The idea of creating “Open-Source” buildings from simple materials that can be made and improved by anyone and based on home-grown or widely accessible products is DS10’s answer to the tragedy of planned obsolescence. Similarly to open source software that can always be updated and maintained by the end user, the makers will not be at the sole mercy of a proprietary vendor. We will also look into temples, timeless monuments for spirituality and best counter example for modernist buildings, a theory which emerged around the same time as the Phoebus Kartel.

**Sources:**

-This post is based on the documentary **“The Light Bulb Conspiracy”** by Cosima Dannoritzen.

-http://www.apfelkraut.org/2011/03/the-untold-story-of-planned-obsolescence/

-http://quiet-environmentalist.com/is-the-earth-doomed-due-to-planned-obsolescence/

-http://www.amazon.com/Made-Break-Technology-Obsolescence-America/dp/0674022033

-http://www.amazon.co.uk/Planned-Obsolescence-Publishing-Technology-Academy/dp/0814727883

## Urban Aquaponics, Internet and Food

**“My garden is sending tweets!” Eric Maundu**

Just came across this amazing video in which Eric Maundu talks about his start-up “**Kijani Grows**” (“Kijani” is Swahili for green), a small startup that designs and sells custom aquaponics systems for growing food using cheap technology including arduino boards. Toby and I often talk about “closed loop systems”, this is a great example of one.
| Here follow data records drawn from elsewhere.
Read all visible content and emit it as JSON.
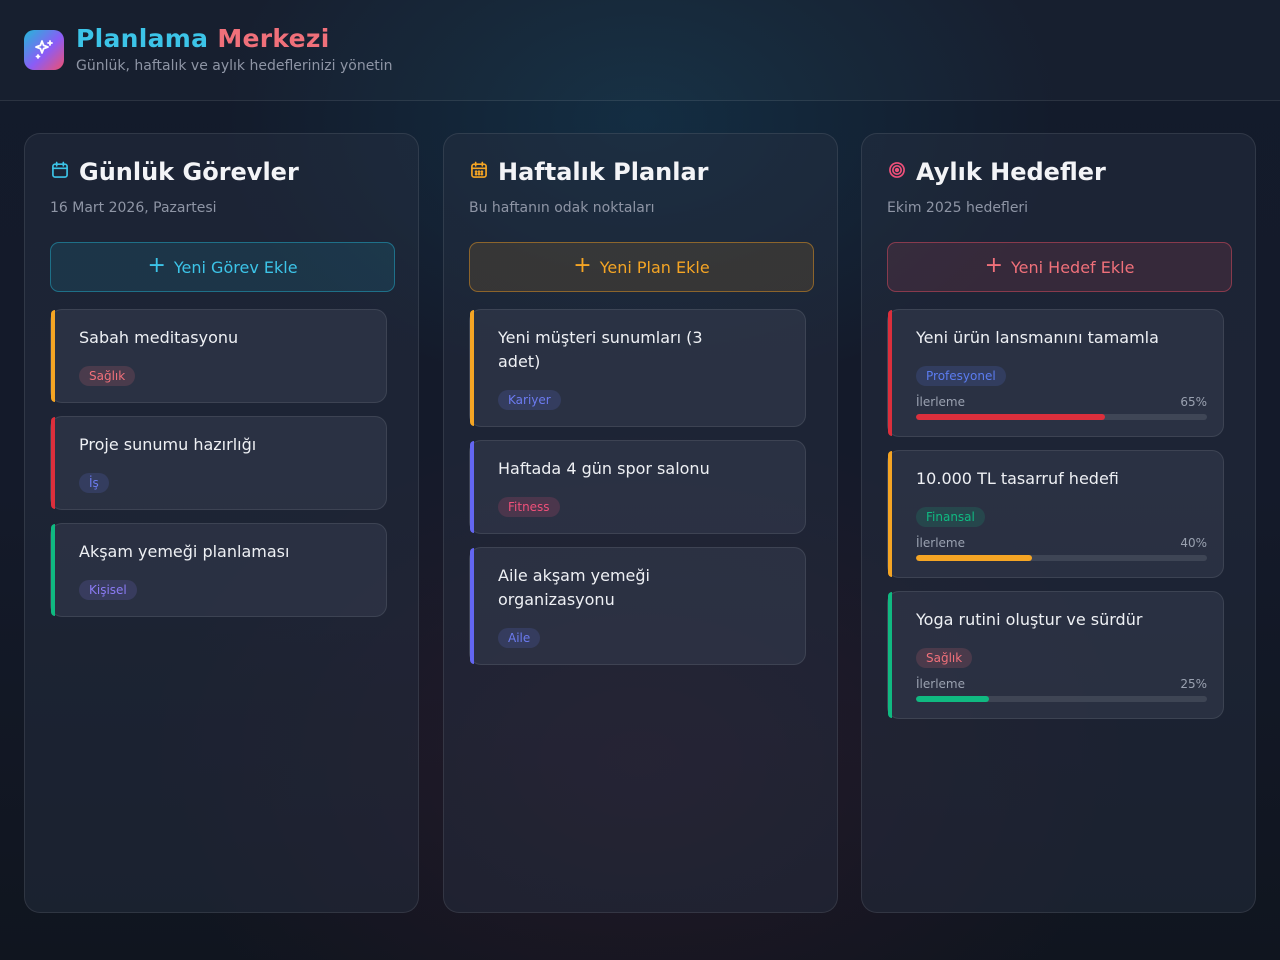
{
  "header": {
    "title_part1": "Planlama",
    "title_part2": "Merkezi",
    "subtitle": "Günlük, haftalık ve aylık hedeflerinizi yönetin",
    "logo_icon": "sparkles-icon"
  },
  "colors": {
    "cyan": "#3cc4e8",
    "orange": "#f5a524",
    "red": "#f0707a",
    "accent_red": "#dc2f3c",
    "accent_green": "#10b981",
    "accent_indigo": "#6366f1"
  },
  "daily": {
    "icon": "calendar-icon",
    "title": "Günlük Görevler",
    "subtitle": "16 Mart 2026, Pazartesi",
    "add_label": "Yeni Görev Ekle",
    "cards": [
      {
        "title": "Sabah meditasyonu",
        "tag": "Sağlık",
        "tag_color": "#f0707a",
        "accent": "#f5a524"
      },
      {
        "title": "Proje sunumu hazırlığı",
        "tag": "İş",
        "tag_color": "#6c7bf0",
        "accent": "#dc2f3c"
      },
      {
        "title": "Akşam yemeği planlaması",
        "tag": "Kişisel",
        "tag_color": "#8b7bf5",
        "accent": "#10b981"
      }
    ]
  },
  "weekly": {
    "icon": "calendar-grid-icon",
    "title": "Haftalık Planlar",
    "subtitle": "Bu haftanın odak noktaları",
    "add_label": "Yeni Plan Ekle",
    "cards": [
      {
        "title": "Yeni müşteri sunumları (3 adet)",
        "tag": "Kariyer",
        "tag_color": "#6c7bf0",
        "accent": "#f5a524"
      },
      {
        "title": "Haftada 4 gün spor salonu",
        "tag": "Fitness",
        "tag_color": "#f0507a",
        "accent": "#6366f1"
      },
      {
        "title": "Aile akşam yemeği organizasyonu",
        "tag": "Aile",
        "tag_color": "#6c7bf0",
        "accent": "#6366f1"
      }
    ]
  },
  "monthly": {
    "icon": "target-icon",
    "title": "Aylık Hedefler",
    "subtitle": "Ekim 2025 hedefleri",
    "add_label": "Yeni Hedef Ekle",
    "progress_label": "İlerleme",
    "cards": [
      {
        "title": "Yeni ürün lansmanını tamamla",
        "tag": "Profesyonel",
        "tag_color": "#5b7cf0",
        "accent": "#dc2f3c",
        "progress": 65,
        "progress_text": "65%"
      },
      {
        "title": "10.000 TL tasarruf hedefi",
        "tag": "Finansal",
        "tag_color": "#10b981",
        "accent": "#f5a524",
        "progress": 40,
        "progress_text": "40%"
      },
      {
        "title": "Yoga rutini oluştur ve sürdür",
        "tag": "Sağlık",
        "tag_color": "#f0707a",
        "accent": "#10b981",
        "progress": 25,
        "progress_text": "25%"
      }
    ]
  }
}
*“The land in West Oakland where Eric Maundu is trying to farm is covered with freeways, roads, light rail and parking lots so there’s not much arable land and the soil is contaminated. So Maundu doesn’t use soil. Instead he’s growing plants using fish and circulating water. It’s called aquaponics- a gardening system that combines hydroponics (water-based planting) and aquaculture (fish farming). It’s been hailed as the future of farming: it uses less water (up to 90% less than traditional gardening), doesn’t attract soil-based bugs and produces two types of produce (both plants and fish). **Aquaponics has become popular in recent years among urban gardeners and DIY tinkerers, but Maundu- who is trained in industrial robotics- has taken the agricultural craft one step further and made his gardens smart. Using sensors (to detect water level, pH and temperature), microprocessors (mostly the open-source Arduino microcontroller), relay cards, clouds and social media networks (Twitter and Facebook), Maundu has programmed his gardens to tweet when there’s a problem (e.g. not enough water) or when there’s news (e.g. an over-abundance of food to share).*

*Maundu himself ran from agriculture in his native Kenya- where he saw it as a struggle for land, water and resources. This changed when he realized he could farm without soil and with little water via aquaponics and that he could apply his robotics background to farming. Today he runs Kijani Grows (“Kijani” is Swahili for green), a small startup that designs and sells custom aquaponics systems for growing food and attempts to explore new frontiers of computer-controlled gardening. Maundu believes that by putting gardens online, especially in places like West Oakland (where his solar-powered gardens are totally off the grid), it’s the only way to make sure that farming remains viable to the next generation of urban youth.”*